Under Pressure.

My Newcastle interview is on Monday and it’s safe to say that I’m starting to feel the pressure ever so slightly. I’m not nervous for the interview as such, I’m actually more nervous about the wait afterwards and the possibility of rejection. Even though I still have four other universities to hear from, this feels like my last chance and it’s as if all my proverbial eggs are pretty much in the one basket. There are only 18 places on the Newcastle course so it’s really quite competitive and I’d love to be offered a place – the course sounds fantastic and Newcastle is a city I can most definitely see myself living in for the next two years!

Probably the most pressurising thing though is the weight of everyone else’s expectations. My friends, family and colleagues have all been absolutely lovely and said some really positive and complementary things to me which is great but also, for some reason, adds on a whole load of added pressure. People think I’ll do well or I’ll get onto the course and while that’s a massive confidence boost, it feels like everyone expects me to be successful and that for me just makes things ten times more intense. In theory, this is probably the easier bit for me – I’ve always said if I can get my foot in the door and get myself an interview, I should be alright as I’m pretty confident and I come across much better in person than I do on paper. However, that doesn’t make this any less nerve-racking.

In a strange way though, I’m a lot calmer than I thought I would be. By now, I expected myself to be fully freaking out and just generally having a bit of a panic. Instead, it’s almost as if I’ve managed to convince myself that this is a practice run for next year and I’m not actually going to get a place but I may as well just go in there and give it a shot on the off-chance. In a way it doesn’t feel quite right, not just yet, almost as if I do actually need another year of practical work  experience and then I’ll be fully ready to do the course and do it properly. Obviously, I’d love to get a place this year but I’d understand why if not and I’m slowly accepting the idea that a year back at home, in another related job could be good for me – if worst came to worst, at least I’d be able to afford a holiday next year! Fingers crossed though that it doesn’t come to that and I get to spend the next two years of my life in the North-East, being an extra on Geordie Shore!
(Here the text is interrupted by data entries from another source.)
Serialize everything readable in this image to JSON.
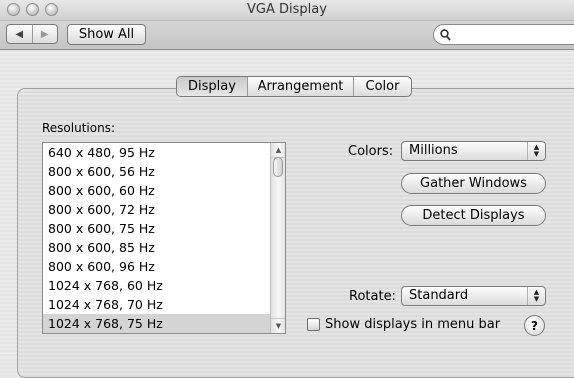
{
  "window": {
    "title": "VGA Display"
  },
  "toolbar": {
    "back_icon": "back-arrow-icon",
    "forward_icon": "forward-arrow-icon",
    "show_all_label": "Show All",
    "search": {
      "value": "",
      "icon": "search-icon"
    }
  },
  "tabs": [
    {
      "label": "Display",
      "selected": true
    },
    {
      "label": "Arrangement",
      "selected": false
    },
    {
      "label": "Color",
      "selected": false
    }
  ],
  "resolutions": {
    "label": "Resolutions:",
    "items": [
      "640 x 480, 95 Hz",
      "800 x 600, 56 Hz",
      "800 x 600, 60 Hz",
      "800 x 600, 72 Hz",
      "800 x 600, 75 Hz",
      "800 x 600, 85 Hz",
      "800 x 600, 96 Hz",
      "1024 x 768, 60 Hz",
      "1024 x 768, 70 Hz",
      "1024 x 768, 75 Hz"
    ],
    "selected_index": 9
  },
  "colors": {
    "label": "Colors:",
    "value": "Millions"
  },
  "buttons": {
    "gather_windows": "Gather Windows",
    "detect_displays": "Detect Displays"
  },
  "rotate": {
    "label": "Rotate:",
    "value": "Standard"
  },
  "menu_bar_checkbox": {
    "label": "Show displays in menu bar",
    "checked": false
  },
  "help": {
    "label": "?"
  }
}
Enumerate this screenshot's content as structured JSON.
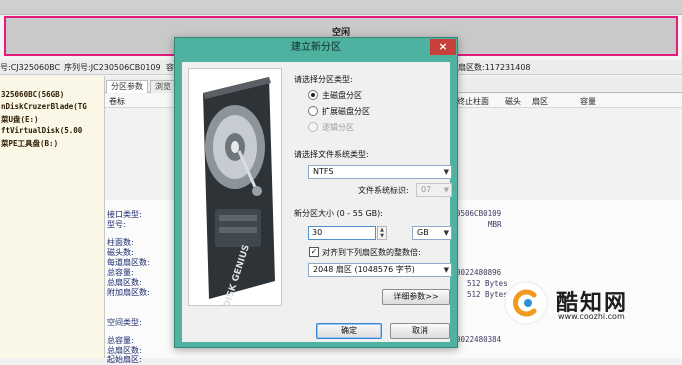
{
  "background": {
    "disk_bar_label": "空闲",
    "info": {
      "model": "号:CJ325060BC",
      "serial": "序列号:JC230506CB0109",
      "stub": "容",
      "sectors": "扇区数:117231408"
    },
    "tree": [
      "325060BC(56GB)",
      "nDiskCruzerBlade(TG",
      "菜U盘(E:)",
      "ftVirtualDisk(5.00",
      "菜PE工具盘(B:)"
    ],
    "tabs": [
      "分区参数",
      "浏览"
    ],
    "grid_headers": [
      "卷标",
      "终止柱面",
      "磁头",
      "扇区",
      "容量"
    ],
    "lower_labels": [
      "接口类型:",
      "型号:",
      "柱面数:",
      "磁头数:",
      "每道扇区数:",
      "总容量:",
      "总扇区数:",
      "附加扇区数:",
      "空间类型:",
      "总容量:",
      "总扇区数:",
      "起始扇区:"
    ],
    "lower_values": [
      "0506CB0109",
      "MBR",
      "0022480896",
      "512 Bytes",
      "512 Bytes",
      "0022480384"
    ]
  },
  "dialog": {
    "title": "建立新分区",
    "close_label": "×",
    "partition_type_label": "请选择分区类型:",
    "partition_types": [
      {
        "label": "主磁盘分区",
        "selected": true,
        "disabled": false
      },
      {
        "label": "扩展磁盘分区",
        "selected": false,
        "disabled": false
      },
      {
        "label": "逻辑分区",
        "selected": false,
        "disabled": true
      }
    ],
    "fs_type_label": "请选择文件系统类型:",
    "fs_type_value": "NTFS",
    "fs_id_label": "文件系统标识:",
    "fs_id_value": "07",
    "size_label": "新分区大小 (0 - 55 GB):",
    "size_value": "30",
    "size_unit": "GB",
    "align_label": "对齐到下列扇区数的整数倍:",
    "align_checked": true,
    "align_value": "2048 扇区 (1048576 字节)",
    "details_button": "详细参数>>",
    "ok_button": "确定",
    "cancel_button": "取消",
    "image_text": "DISK GENIUS"
  },
  "watermark": {
    "brand": "酷知网",
    "url": "www.coozhi.com"
  },
  "colors": {
    "dialog_frame": "#4fb2a0",
    "highlight_border": "#e4197a",
    "close_button": "#c8403a"
  }
}
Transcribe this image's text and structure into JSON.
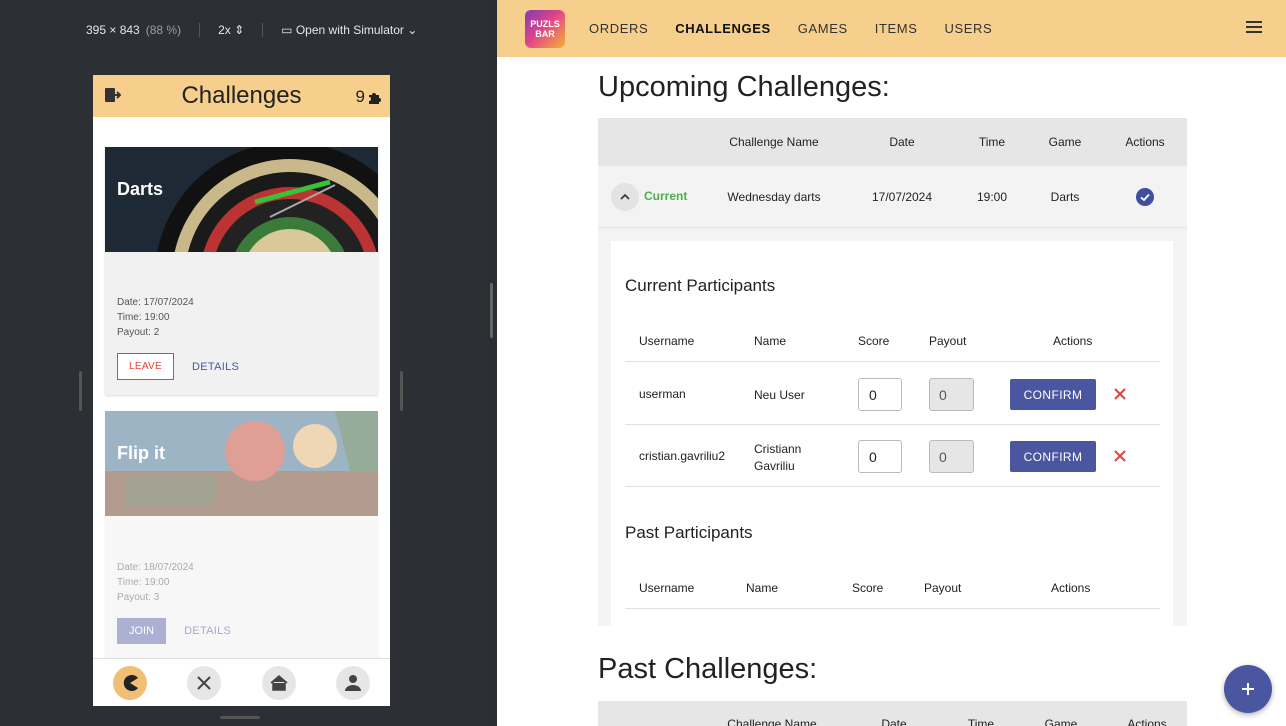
{
  "simulator": {
    "dimensions": "395 × 843",
    "zoom": "(88 %)",
    "scale": "2x",
    "open_with": "Open with Simulator"
  },
  "phone": {
    "header_title": "Challenges",
    "points": "9",
    "cards": [
      {
        "name": "Darts",
        "date": "Date: 17/07/2024",
        "time": "Time: 19:00",
        "payout": "Payout: 2",
        "primary_action": "LEAVE",
        "secondary_action": "DETAILS"
      },
      {
        "name": "Flip it",
        "date": "Date: 18/07/2024",
        "time": "Time: 19:00",
        "payout": "Payout: 3",
        "primary_action": "JOIN",
        "secondary_action": "DETAILS"
      }
    ],
    "nav_icons": [
      "pacman-icon",
      "tools-icon",
      "home-icon",
      "user-icon"
    ]
  },
  "admin": {
    "logo_text": [
      "PUZLS",
      "BAR"
    ],
    "nav": [
      "ORDERS",
      "CHALLENGES",
      "GAMES",
      "ITEMS",
      "USERS"
    ],
    "active_nav": "CHALLENGES",
    "upcoming_title": "Upcoming Challenges:",
    "columns": [
      "Challenge Name",
      "Date",
      "Time",
      "Game",
      "Actions"
    ],
    "upcoming_row": {
      "status": "Current",
      "name": "Wednesday darts",
      "date": "17/07/2024",
      "time": "19:00",
      "game": "Darts"
    },
    "current_participants_title": "Current Participants",
    "participant_columns": [
      "Username",
      "Name",
      "Score",
      "Payout",
      "Actions"
    ],
    "participants": [
      {
        "username": "userman",
        "name": "Neu User",
        "score": "0",
        "payout": "0",
        "action": "CONFIRM"
      },
      {
        "username": "cristian.gavriliu2",
        "name": "Cristiann Gavriliu",
        "score": "0",
        "payout": "0",
        "action": "CONFIRM"
      }
    ],
    "past_participants_title": "Past Participants",
    "past_title": "Past Challenges:",
    "colors": {
      "accent": "#f7cf8d",
      "primary": "#4a56a0",
      "success": "#4caf50",
      "danger": "#e0453a"
    }
  }
}
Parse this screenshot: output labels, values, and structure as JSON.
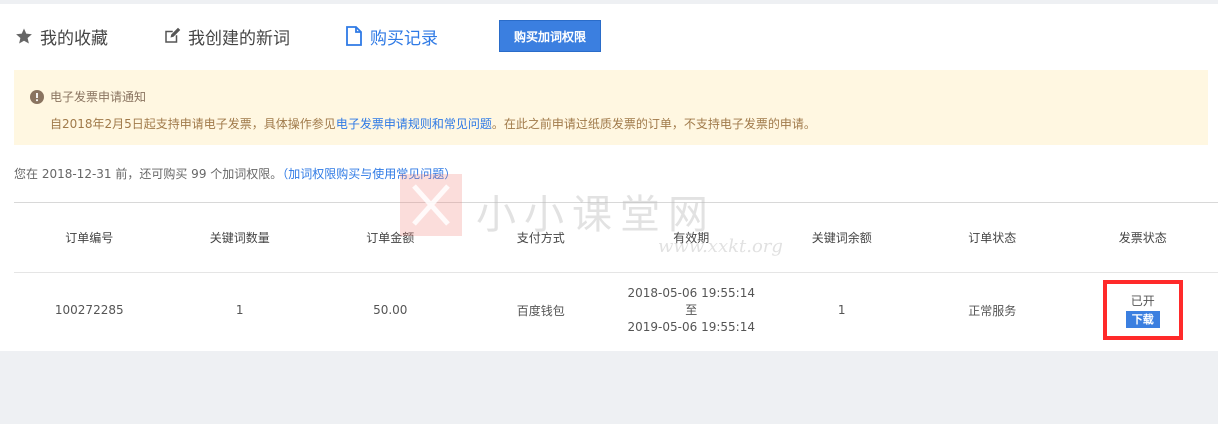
{
  "tabs": {
    "favorites": "我的收藏",
    "created_words": "我创建的新词",
    "purchase_records": "购买记录",
    "buy_button": "购买加词权限"
  },
  "notice": {
    "title": "电子发票申请通知",
    "body_prefix": "自2018年2月5日起支持申请电子发票，具体操作参见",
    "body_link": "电子发票申请规则和常见问题",
    "body_suffix": "。在此之前申请过纸质发票的订单，不支持电子发票的申请。"
  },
  "remain": {
    "text": "您在 2018-12-31 前，还可购买 99 个加词权限。",
    "link": "（加词权限购买与使用常见问题）"
  },
  "table": {
    "headers": [
      "订单编号",
      "关键词数量",
      "订单金额",
      "支付方式",
      "有效期",
      "关键词余额",
      "订单状态",
      "发票状态"
    ],
    "rows": [
      {
        "order_id": "100272285",
        "keyword_count": "1",
        "amount": "50.00",
        "payment": "百度钱包",
        "validity_start": "2018-05-06 19:55:14",
        "validity_to": "至",
        "validity_end": "2019-05-06 19:55:14",
        "keyword_balance": "1",
        "order_status": "正常服务",
        "invoice_status": "已开",
        "download": "下载"
      }
    ]
  },
  "watermark": {
    "text": "小小课堂网",
    "url": "www.xxkt.org"
  },
  "colors": {
    "accent": "#3b7fe0",
    "link": "#2f7ae5",
    "notice_bg": "#fff7e1",
    "highlight": "#ff2a2a"
  }
}
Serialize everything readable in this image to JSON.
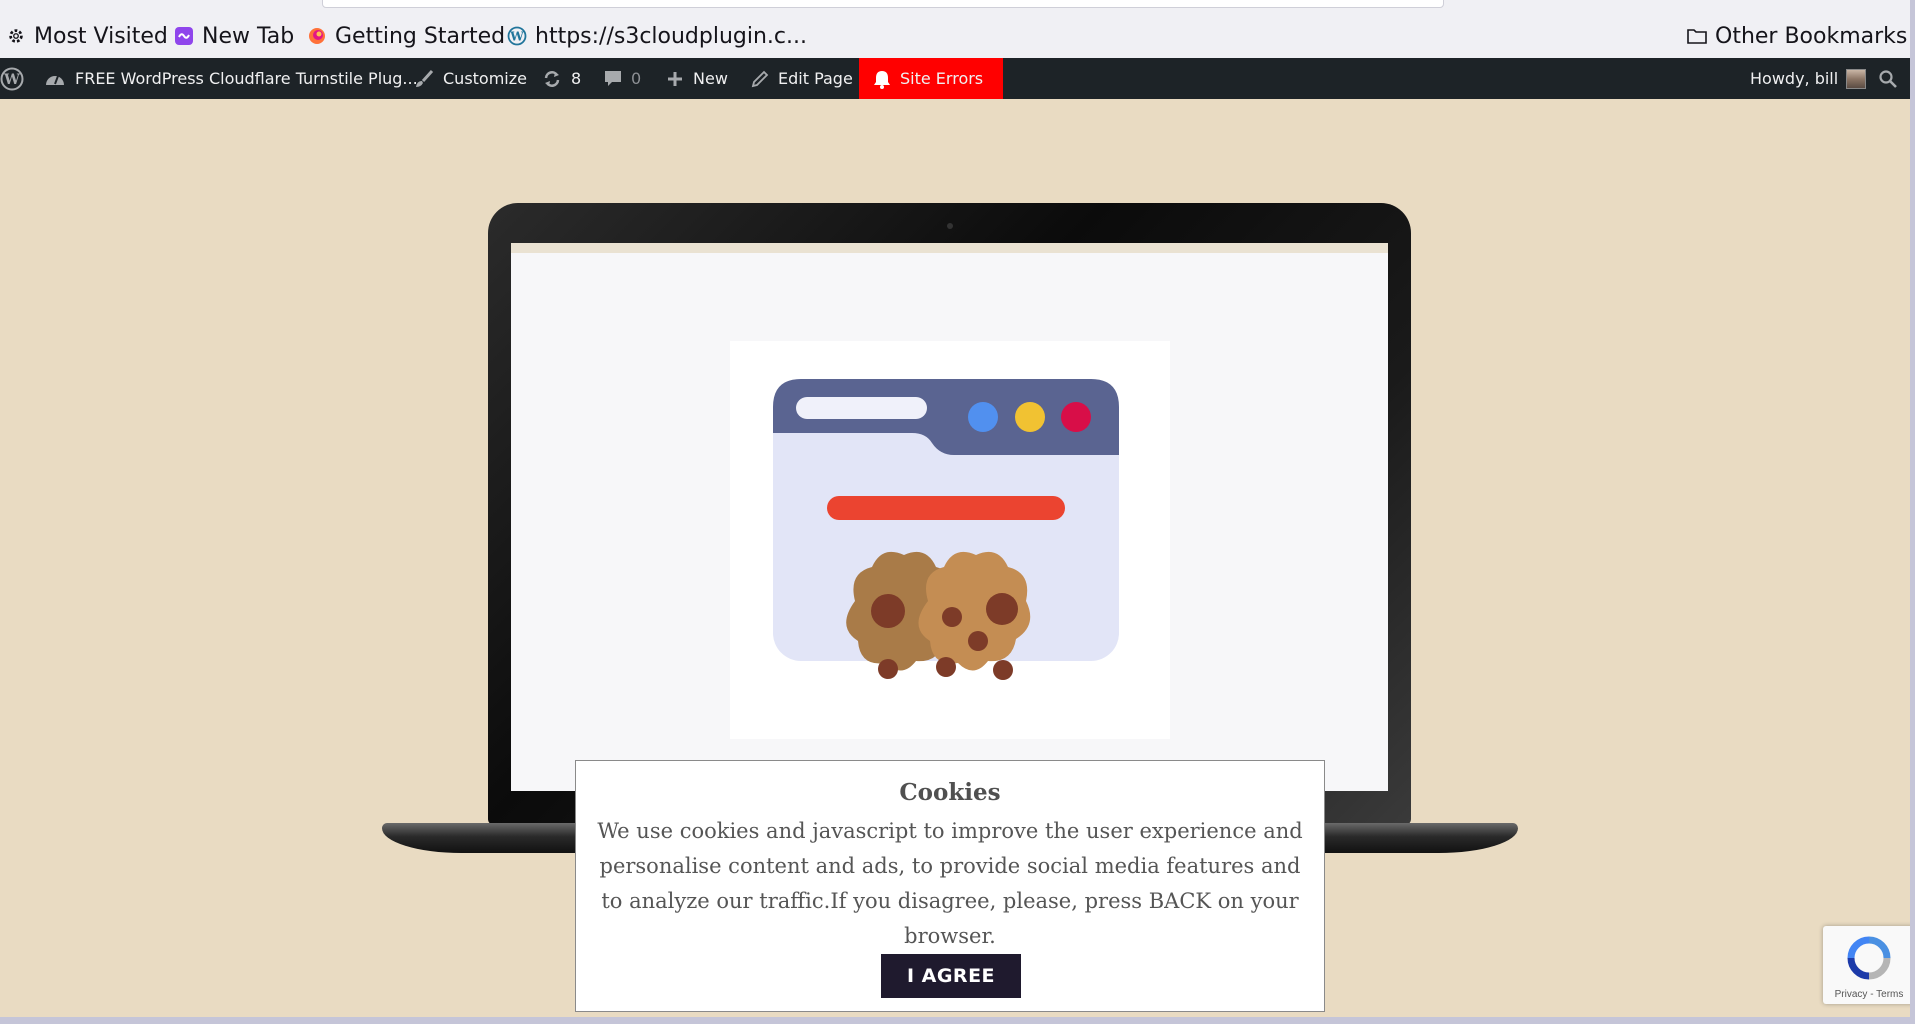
{
  "bookmarks": {
    "items": [
      {
        "label": "Most Visited",
        "icon": "gear-icon"
      },
      {
        "label": "New Tab",
        "icon": "new-tab-icon"
      },
      {
        "label": "Getting Started",
        "icon": "firefox-icon"
      },
      {
        "label": "https://s3cloudplugin.c...",
        "icon": "wordpress-icon"
      }
    ],
    "other": {
      "label": "Other Bookmarks",
      "icon": "folder-icon"
    }
  },
  "adminbar": {
    "site_name": "FREE WordPress Cloudflare Turnstile Plug...",
    "customize": "Customize",
    "updates_count": "8",
    "comments_count": "0",
    "new": "New",
    "edit_page": "Edit Page",
    "site_errors": "Site Errors",
    "howdy": "Howdy, bill"
  },
  "cookie": {
    "title": "Cookies",
    "text": "We use cookies and javascript to improve the user experience and personalise content and ads, to provide social media features and to analyze our traffic.If you disagree, please, press BACK on your browser.",
    "button": "I AGREE"
  },
  "recaptcha": {
    "terms": "Privacy - Terms"
  },
  "colors": {
    "page_bg": "#e9dbc2",
    "adminbar_bg": "#1d2327",
    "site_errors_bg": "#ff0000",
    "agree_button": "#1f1a2e"
  }
}
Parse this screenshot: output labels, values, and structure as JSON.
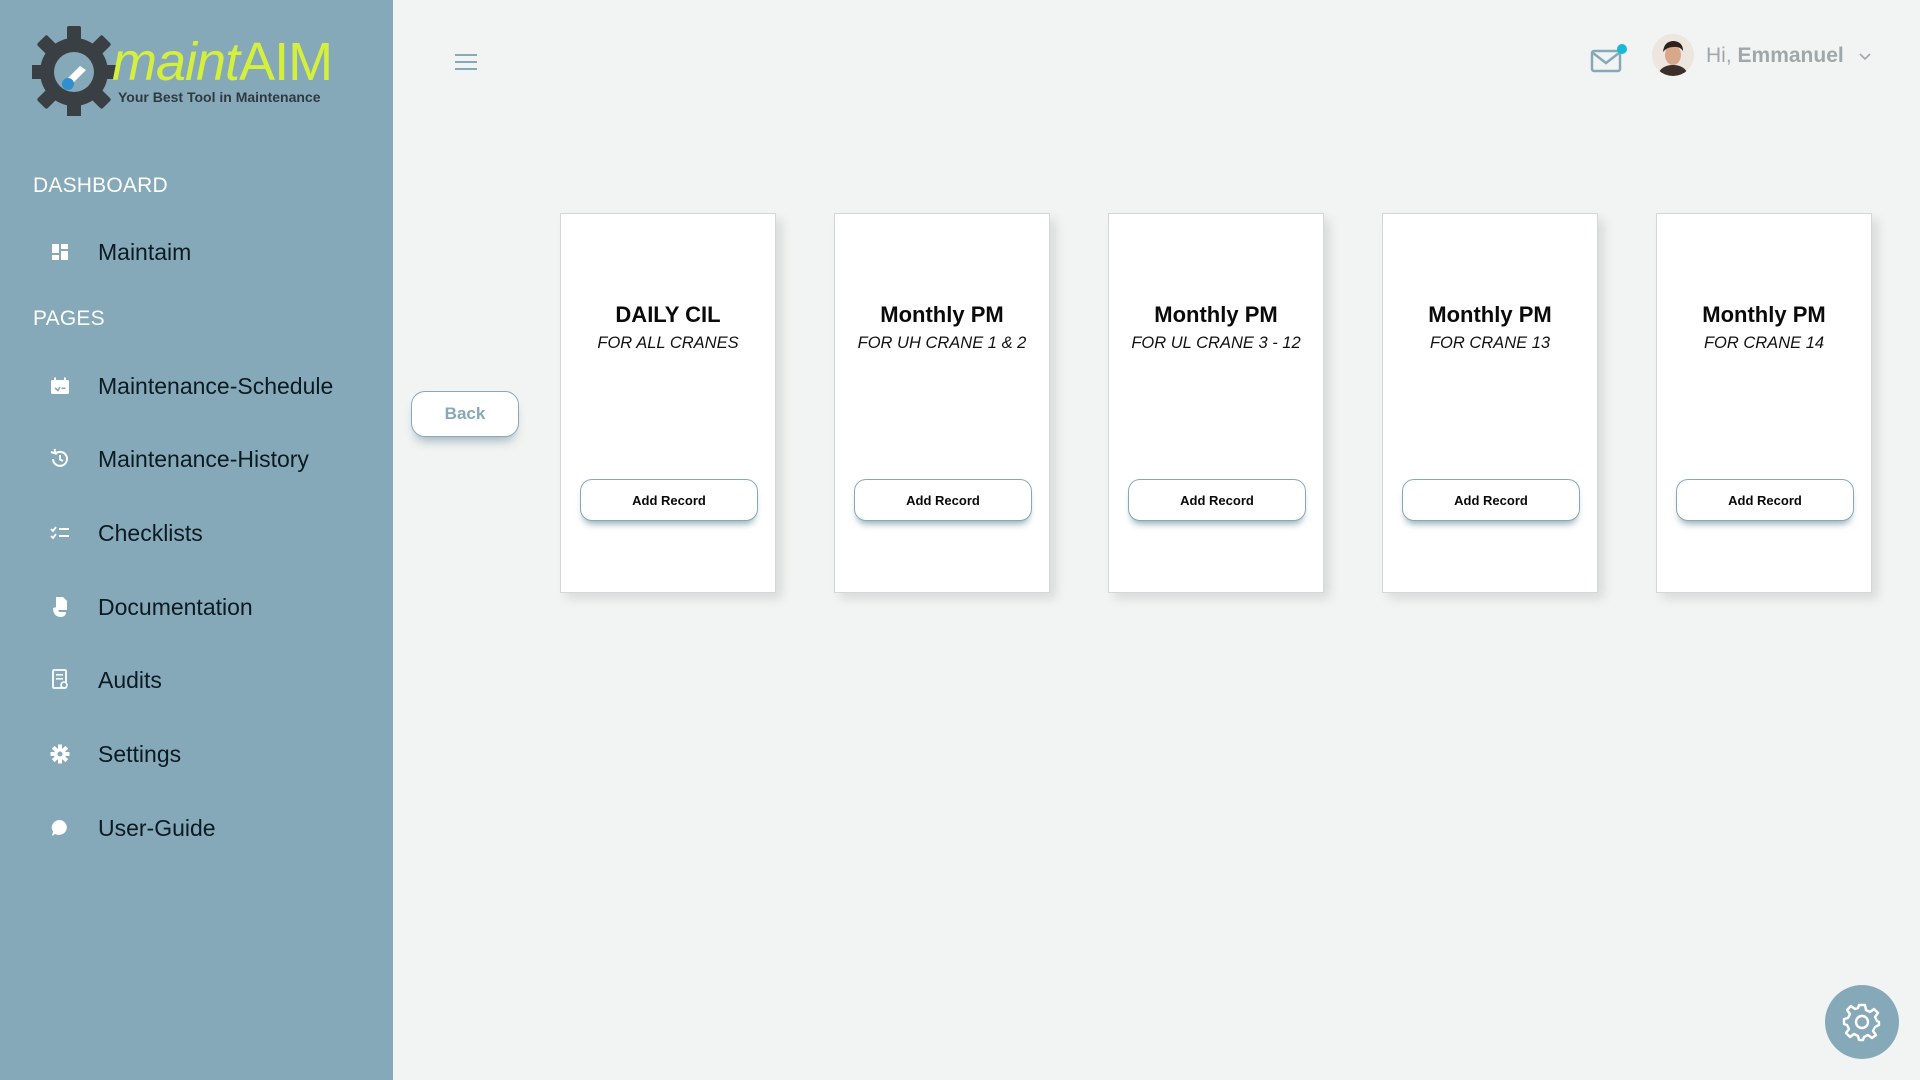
{
  "brand": {
    "word_part1": "maint",
    "word_part2": "AIM",
    "tagline": "Your Best Tool in Maintenance",
    "accent_color": "#d4ef3c"
  },
  "sidebar": {
    "bg_color": "#86a9ba",
    "sections": {
      "dashboard": "DASHBOARD",
      "pages": "PAGES"
    },
    "dashboard_items": [
      {
        "label": "Maintaim",
        "icon": "dashboard-grid-icon"
      }
    ],
    "page_items": [
      {
        "label": "Maintenance-Schedule",
        "icon": "calendar-check-icon"
      },
      {
        "label": "Maintenance-History",
        "icon": "history-icon"
      },
      {
        "label": "Checklists",
        "icon": "checklist-icon"
      },
      {
        "label": "Documentation",
        "icon": "document-hand-icon"
      },
      {
        "label": "Audits",
        "icon": "audit-report-icon"
      },
      {
        "label": "Settings",
        "icon": "gear-icon"
      },
      {
        "label": "User-Guide",
        "icon": "chat-bubble-icon"
      }
    ]
  },
  "header": {
    "menu_icon": "hamburger-icon",
    "mail_icon": "mail-icon",
    "notification_dot_color": "#17b8d8",
    "greeting_prefix": "Hi,",
    "user_name": "Emmanuel",
    "caret_icon": "chevron-down-icon"
  },
  "back_button": {
    "label": "Back"
  },
  "cards": [
    {
      "title": "DAILY CIL",
      "subtitle": "FOR ALL CRANES",
      "button": "Add Record"
    },
    {
      "title": "Monthly PM",
      "subtitle": "FOR UH CRANE 1 & 2",
      "button": "Add Record"
    },
    {
      "title": "Monthly PM",
      "subtitle": "FOR UL CRANE 3 - 12",
      "button": "Add Record"
    },
    {
      "title": "Monthly PM",
      "subtitle": "FOR CRANE 13",
      "button": "Add Record"
    },
    {
      "title": "Monthly PM",
      "subtitle": "FOR CRANE 14",
      "button": "Add Record"
    }
  ],
  "fab": {
    "icon": "gear-icon"
  }
}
Cold Feet

I’m starting to have second thoughts about moving to Glasgow. While I know deep down this is a fantastic, once-in-a-lifetime type of opportunity  I can’t help but wonder if I’ve actually made the right decision.

I had one of those days yesterday that was just lovely. My best friend came round and we sat on the sofa under my massive duvet, chatted and watched a good old rom-com (‘Life as we know it’ – if you haven’t seen it, I rather recommend it!) . We haven’t had chance to just chill out and have a lazy day together in a while and I realised after she’d left how much I’m going to miss her and how much I’ll miss just having the opportunity to do this, whenever we happen to both be free, as oppose to having to fully schedule trips into our diaries to visit one another. Indeed, when I think about all the good times I’ve had at home with my friends and family, I do start to question why on earth I’d move so far away from some of the people I care about most in the world. I know they’ll visit if they get the chance and we’re lucky enough to live in a generation that has skype, email, facebook etc. so I have no worries about losing touch, but I can’t help but also feel a little sad.

I don’t think it helps that I’ve realised just how tight a budget I’ll be on during the next year. Part of me does think I should have done the sensible thing and stayed at home, got a well paid full-time job and cleared my overdraft. I actually saw an advert for a job with the learning disability charity, Mencap, in my small home town of Long Eaton which would have been perfect for this year and not too badly paid. Obviously, I probably wouldn’t have got the job but it’s hard not to wonder how things could have turned out instead.

The rational part of my brain does know though that this year is likely to be ‘the making of me’. Whether or not I enjoy the placement, or even enjoy living in Glasgow, I know that being so independent this year will help me to grow up, become that bit more mature and help me discover who I am and what it is that I actually want from life.  Deep down I know I wouldn’t have been truly happy living at home for a whole year anyway – part of the reason I applied to volunteer is because it gave me the opportunity to move away! I guess I just never envisaged that I’d be going quite so far away.

Days until the big move:14.